#### Your instructions
Return a copy of every line in the records that includes the word "Иван".

━━━ Given data

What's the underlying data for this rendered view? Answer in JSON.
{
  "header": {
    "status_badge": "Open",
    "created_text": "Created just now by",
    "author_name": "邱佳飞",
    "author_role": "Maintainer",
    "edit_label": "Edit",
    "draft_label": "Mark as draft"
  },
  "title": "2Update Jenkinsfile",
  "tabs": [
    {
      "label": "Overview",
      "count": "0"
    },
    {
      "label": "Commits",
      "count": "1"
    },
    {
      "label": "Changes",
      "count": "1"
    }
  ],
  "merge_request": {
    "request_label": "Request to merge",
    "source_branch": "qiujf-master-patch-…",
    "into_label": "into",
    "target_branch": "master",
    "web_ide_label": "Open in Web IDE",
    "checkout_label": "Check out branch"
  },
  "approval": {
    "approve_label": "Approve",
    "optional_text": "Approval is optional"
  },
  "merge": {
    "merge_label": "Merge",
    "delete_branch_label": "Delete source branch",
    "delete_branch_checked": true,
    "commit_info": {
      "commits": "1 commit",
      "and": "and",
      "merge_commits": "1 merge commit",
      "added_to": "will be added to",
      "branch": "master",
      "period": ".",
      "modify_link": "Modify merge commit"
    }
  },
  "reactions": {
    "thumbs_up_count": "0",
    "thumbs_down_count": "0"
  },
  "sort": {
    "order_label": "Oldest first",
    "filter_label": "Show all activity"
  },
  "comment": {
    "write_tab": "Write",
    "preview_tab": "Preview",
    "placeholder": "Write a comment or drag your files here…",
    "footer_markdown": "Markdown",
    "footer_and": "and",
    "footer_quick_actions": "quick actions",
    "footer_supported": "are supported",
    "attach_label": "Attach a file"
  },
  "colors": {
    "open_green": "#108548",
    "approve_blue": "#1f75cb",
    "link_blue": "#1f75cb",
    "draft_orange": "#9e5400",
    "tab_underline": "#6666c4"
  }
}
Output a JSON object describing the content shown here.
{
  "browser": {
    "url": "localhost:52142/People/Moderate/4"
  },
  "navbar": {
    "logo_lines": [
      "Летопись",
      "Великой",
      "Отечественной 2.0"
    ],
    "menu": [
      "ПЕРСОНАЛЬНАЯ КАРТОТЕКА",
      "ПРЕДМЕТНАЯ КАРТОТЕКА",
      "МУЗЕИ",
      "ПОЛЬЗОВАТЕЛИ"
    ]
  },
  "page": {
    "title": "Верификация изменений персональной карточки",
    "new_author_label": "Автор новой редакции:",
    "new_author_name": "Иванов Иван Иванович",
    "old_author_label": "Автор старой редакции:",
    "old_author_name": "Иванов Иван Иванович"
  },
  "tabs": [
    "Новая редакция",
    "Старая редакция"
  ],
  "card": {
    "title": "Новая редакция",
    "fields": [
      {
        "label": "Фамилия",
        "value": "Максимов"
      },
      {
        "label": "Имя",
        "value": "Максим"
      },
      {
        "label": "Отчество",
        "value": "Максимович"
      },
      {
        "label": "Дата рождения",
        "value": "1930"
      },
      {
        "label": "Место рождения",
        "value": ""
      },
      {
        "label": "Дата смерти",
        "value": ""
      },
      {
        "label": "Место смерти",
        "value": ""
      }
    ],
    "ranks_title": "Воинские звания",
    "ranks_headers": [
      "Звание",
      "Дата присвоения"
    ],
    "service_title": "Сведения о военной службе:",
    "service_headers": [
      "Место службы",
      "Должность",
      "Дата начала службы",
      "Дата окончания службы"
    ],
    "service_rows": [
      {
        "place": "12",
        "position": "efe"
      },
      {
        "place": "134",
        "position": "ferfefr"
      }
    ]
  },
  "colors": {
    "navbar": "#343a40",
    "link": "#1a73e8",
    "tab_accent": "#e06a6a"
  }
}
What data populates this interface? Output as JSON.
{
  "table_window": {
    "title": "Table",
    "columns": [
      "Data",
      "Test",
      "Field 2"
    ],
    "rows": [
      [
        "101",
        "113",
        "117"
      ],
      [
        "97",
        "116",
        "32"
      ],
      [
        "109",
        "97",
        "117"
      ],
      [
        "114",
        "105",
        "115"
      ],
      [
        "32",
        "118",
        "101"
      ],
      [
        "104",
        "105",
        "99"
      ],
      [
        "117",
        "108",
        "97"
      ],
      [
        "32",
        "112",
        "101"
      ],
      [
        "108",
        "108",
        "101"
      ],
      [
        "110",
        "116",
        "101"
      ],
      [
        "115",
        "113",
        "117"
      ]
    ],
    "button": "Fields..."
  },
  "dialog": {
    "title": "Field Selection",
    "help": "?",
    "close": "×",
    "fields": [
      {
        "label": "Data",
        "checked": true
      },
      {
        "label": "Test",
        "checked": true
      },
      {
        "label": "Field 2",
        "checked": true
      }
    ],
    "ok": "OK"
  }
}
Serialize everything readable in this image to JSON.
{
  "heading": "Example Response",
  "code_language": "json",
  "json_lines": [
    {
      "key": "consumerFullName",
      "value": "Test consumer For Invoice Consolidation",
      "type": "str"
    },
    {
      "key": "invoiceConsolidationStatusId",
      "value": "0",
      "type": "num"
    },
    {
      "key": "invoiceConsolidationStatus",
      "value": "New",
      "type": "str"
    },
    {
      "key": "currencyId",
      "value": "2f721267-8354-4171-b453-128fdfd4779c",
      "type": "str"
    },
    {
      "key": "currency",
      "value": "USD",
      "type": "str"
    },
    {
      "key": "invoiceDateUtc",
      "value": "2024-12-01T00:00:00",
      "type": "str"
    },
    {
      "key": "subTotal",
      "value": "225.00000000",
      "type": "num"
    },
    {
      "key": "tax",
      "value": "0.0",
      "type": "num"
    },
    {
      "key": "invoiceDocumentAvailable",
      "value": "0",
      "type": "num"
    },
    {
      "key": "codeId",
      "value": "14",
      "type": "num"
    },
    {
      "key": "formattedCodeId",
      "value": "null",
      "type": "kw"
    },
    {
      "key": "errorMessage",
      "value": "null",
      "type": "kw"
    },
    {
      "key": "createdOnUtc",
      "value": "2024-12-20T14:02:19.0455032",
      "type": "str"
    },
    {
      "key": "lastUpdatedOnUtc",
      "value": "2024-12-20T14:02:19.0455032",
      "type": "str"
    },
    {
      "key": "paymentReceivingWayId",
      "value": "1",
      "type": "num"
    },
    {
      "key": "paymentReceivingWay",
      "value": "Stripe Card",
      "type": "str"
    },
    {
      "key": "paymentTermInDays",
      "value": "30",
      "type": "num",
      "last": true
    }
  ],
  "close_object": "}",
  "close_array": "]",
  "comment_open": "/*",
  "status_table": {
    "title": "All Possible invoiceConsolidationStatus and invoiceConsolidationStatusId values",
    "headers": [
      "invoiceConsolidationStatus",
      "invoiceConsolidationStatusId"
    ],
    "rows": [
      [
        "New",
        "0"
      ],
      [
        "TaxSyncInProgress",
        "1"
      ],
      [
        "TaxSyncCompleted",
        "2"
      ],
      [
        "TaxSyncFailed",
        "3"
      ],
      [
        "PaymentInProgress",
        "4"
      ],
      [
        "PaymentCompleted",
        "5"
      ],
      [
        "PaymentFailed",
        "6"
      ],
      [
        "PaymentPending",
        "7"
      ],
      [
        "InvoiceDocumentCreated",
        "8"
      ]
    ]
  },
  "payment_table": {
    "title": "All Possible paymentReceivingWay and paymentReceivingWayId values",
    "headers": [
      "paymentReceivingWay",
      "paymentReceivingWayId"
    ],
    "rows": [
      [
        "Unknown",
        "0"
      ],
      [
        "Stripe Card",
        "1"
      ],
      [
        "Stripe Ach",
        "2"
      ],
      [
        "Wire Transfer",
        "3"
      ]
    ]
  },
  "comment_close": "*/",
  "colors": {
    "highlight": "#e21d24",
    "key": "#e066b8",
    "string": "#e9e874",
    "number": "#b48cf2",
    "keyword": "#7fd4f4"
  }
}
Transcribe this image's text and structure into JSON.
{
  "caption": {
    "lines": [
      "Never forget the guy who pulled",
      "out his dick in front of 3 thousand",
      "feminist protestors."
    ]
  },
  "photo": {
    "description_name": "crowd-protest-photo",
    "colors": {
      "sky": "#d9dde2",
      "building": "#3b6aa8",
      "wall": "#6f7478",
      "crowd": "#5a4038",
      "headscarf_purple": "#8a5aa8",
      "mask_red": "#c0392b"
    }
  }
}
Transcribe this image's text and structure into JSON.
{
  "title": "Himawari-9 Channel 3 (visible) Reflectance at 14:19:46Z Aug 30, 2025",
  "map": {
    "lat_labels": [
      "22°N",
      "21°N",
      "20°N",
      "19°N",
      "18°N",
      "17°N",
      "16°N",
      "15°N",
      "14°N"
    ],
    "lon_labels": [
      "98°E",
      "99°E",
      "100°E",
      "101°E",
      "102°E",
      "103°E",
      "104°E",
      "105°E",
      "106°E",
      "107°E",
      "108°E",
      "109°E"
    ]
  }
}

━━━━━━

#### Task solution
    "new_author_name": "Иванов Иван Иванович",
    "old_author_name": "Иванов Иван Иванович"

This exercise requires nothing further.